The NSW government is planning to introduce legislation that would force service station operators to disclose their price data in real time to a consumer price map guiding drivers to the cheapest bowser.
State innovation minister Victor Dominello has already proved he is prepared to change the law in order to compel organisations to share data with his department, having created the Data Analytics Centre last year with powers to demand data sets from fellow state agencies.
This morning the minister said he intended to make all 2000 NSW service stations keep the state government up to date with price movements, creating a data feed accurate to the last five or ten minutes.
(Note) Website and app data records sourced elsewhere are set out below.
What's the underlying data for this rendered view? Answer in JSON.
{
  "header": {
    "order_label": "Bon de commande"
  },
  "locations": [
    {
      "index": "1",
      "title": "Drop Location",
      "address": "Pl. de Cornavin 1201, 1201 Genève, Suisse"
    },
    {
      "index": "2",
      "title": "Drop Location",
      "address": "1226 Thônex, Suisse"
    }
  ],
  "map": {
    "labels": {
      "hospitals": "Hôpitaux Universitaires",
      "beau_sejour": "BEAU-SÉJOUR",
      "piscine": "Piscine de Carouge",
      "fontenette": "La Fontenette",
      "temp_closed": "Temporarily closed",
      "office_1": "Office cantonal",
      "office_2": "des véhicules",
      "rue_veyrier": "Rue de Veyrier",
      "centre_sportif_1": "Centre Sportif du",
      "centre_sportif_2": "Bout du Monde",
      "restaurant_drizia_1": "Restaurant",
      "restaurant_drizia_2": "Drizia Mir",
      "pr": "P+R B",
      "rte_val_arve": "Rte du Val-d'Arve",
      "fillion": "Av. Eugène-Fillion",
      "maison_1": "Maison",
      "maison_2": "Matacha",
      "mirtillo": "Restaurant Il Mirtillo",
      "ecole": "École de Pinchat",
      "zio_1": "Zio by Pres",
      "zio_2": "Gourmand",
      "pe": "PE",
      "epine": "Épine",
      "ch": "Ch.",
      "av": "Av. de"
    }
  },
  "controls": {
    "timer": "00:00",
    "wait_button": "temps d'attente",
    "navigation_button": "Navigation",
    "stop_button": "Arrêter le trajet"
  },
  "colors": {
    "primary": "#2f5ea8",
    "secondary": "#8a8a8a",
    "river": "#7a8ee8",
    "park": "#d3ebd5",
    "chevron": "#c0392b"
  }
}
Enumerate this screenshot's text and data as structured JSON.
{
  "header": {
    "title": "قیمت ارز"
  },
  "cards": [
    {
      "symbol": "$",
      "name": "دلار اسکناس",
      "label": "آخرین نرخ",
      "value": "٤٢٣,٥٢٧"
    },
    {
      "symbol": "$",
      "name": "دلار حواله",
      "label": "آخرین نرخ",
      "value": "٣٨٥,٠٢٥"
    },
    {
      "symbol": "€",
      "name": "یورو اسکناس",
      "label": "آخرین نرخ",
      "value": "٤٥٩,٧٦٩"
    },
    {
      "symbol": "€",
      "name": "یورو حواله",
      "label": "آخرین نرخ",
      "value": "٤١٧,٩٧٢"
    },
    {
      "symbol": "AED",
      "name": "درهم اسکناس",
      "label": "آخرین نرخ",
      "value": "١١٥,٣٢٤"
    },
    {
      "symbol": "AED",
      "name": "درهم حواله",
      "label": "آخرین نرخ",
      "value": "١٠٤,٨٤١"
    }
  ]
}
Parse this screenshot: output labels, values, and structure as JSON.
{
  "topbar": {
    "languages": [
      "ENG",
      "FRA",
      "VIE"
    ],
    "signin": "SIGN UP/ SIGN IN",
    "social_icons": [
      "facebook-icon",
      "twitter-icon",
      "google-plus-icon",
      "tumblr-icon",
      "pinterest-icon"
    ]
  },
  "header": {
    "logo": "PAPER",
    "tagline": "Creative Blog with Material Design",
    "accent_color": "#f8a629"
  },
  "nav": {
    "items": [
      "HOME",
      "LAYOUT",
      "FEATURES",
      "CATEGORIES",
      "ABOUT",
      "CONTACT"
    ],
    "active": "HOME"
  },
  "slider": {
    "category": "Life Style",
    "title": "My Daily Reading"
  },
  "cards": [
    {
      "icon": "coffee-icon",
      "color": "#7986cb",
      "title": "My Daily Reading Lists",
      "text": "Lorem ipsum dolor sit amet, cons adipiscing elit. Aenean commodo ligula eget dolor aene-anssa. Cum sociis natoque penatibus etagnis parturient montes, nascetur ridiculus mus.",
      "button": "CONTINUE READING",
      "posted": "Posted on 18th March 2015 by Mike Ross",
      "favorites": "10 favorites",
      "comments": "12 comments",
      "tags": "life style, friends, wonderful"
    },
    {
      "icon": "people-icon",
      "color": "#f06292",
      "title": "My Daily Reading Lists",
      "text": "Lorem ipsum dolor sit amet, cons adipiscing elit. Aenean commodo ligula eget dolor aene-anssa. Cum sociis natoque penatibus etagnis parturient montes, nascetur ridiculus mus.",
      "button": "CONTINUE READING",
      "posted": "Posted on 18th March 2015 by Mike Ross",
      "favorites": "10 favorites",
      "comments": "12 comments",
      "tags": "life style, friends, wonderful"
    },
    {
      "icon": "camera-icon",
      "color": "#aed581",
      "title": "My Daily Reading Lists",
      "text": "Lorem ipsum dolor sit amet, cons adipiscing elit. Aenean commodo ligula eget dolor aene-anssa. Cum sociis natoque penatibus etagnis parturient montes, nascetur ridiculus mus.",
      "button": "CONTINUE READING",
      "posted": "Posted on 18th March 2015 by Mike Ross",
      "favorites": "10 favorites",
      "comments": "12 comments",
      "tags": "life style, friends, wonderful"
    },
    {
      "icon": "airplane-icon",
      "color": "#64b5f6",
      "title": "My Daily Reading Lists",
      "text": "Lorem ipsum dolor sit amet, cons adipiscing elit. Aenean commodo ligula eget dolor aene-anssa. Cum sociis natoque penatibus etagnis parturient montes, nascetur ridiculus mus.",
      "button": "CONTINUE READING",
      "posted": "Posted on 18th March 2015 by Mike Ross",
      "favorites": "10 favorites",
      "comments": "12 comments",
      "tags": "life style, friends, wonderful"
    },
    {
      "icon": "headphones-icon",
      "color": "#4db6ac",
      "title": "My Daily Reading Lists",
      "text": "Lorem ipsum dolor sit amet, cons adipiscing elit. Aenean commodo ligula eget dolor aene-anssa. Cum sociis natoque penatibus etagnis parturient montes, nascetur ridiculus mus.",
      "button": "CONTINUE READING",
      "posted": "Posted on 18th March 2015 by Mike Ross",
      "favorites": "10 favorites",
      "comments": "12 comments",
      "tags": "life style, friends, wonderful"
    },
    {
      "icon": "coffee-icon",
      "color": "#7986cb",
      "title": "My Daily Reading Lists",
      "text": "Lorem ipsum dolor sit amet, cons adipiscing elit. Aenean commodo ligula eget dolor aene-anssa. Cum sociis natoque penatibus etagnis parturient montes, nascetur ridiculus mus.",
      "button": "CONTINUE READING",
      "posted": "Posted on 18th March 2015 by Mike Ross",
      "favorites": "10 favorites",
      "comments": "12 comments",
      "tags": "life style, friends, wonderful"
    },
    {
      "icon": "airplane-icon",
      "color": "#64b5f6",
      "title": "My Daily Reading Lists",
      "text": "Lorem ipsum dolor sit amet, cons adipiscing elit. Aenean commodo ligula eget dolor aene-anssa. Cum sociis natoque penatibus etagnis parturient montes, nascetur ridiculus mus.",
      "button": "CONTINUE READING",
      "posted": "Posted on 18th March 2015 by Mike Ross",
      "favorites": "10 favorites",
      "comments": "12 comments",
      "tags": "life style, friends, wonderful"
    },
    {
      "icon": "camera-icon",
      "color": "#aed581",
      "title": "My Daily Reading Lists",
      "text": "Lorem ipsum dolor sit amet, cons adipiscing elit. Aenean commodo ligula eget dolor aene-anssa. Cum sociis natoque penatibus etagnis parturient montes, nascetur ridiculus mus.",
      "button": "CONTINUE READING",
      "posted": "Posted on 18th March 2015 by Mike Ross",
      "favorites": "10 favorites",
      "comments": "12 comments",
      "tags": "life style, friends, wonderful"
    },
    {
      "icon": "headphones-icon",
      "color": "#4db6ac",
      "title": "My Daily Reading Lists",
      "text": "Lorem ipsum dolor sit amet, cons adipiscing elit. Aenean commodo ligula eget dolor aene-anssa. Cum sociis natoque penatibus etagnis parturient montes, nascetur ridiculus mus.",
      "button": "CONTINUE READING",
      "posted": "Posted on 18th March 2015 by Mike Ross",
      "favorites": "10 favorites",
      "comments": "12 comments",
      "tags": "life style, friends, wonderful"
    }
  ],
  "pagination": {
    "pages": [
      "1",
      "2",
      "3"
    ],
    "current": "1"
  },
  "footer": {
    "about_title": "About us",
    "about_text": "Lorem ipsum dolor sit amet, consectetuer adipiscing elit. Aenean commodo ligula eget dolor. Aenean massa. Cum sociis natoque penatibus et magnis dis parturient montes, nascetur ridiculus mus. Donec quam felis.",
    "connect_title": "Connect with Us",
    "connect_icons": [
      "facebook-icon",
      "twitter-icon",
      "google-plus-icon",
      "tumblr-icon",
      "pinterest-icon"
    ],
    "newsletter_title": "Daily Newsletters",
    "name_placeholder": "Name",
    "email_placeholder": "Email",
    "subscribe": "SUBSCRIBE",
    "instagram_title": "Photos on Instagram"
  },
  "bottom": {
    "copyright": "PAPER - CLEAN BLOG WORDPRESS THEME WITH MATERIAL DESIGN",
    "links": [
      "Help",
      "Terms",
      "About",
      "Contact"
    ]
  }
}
“In the past the oil companies would have all the data but wouldn’t share it with the consumer. Now we are going to empower consumers by giving them the same information the marketplace has,” he told attendees at an AIIA innovation briefing.
“You’ll be able to open up the map and check where the cheapest price is between here and Parramatta and stop in there."
He said he expected the app, which is currently being designed, to become available mid-year as long as everything goes to plan with the passage of the enabling bill.
Combating false alarms
It will represent the first win for Dominello’s DAC, which is now setting its sights on rescuing the state’s fire brigade from a financially-crippling 97 percent false alarm rate in metropolitan Sydney.
Of the 48,000 callouts received by NSW Fire and Rescue in the city every year, only three percent represent actual fires, but all require two trucks filled with fully equipped firefighters to be sent to the scene.
The DAC has called in external consultants to create an algorithm that would let dispatch know which calls are most likely a false alarm, so potentially just one fire truck can be sent to investigate.
It has already given the analysts callout data, triple zero call data, weather data, records of surges on the electrical grid and dust levels that it has drawn out of its partner agencies in the NSW government.
“If there is more than one caller on a site there is a higher probability of it being a real fire,” Dominello said.
“But if there is a lightning strike again that is consistent with an electrical problem causing a false alarm."
Dominello said any reduction in the 97 percent “would be a major improvement” to fire and rescue’s operating balance sheet, potentially allowing money to be injected back into health, education and better emergency services.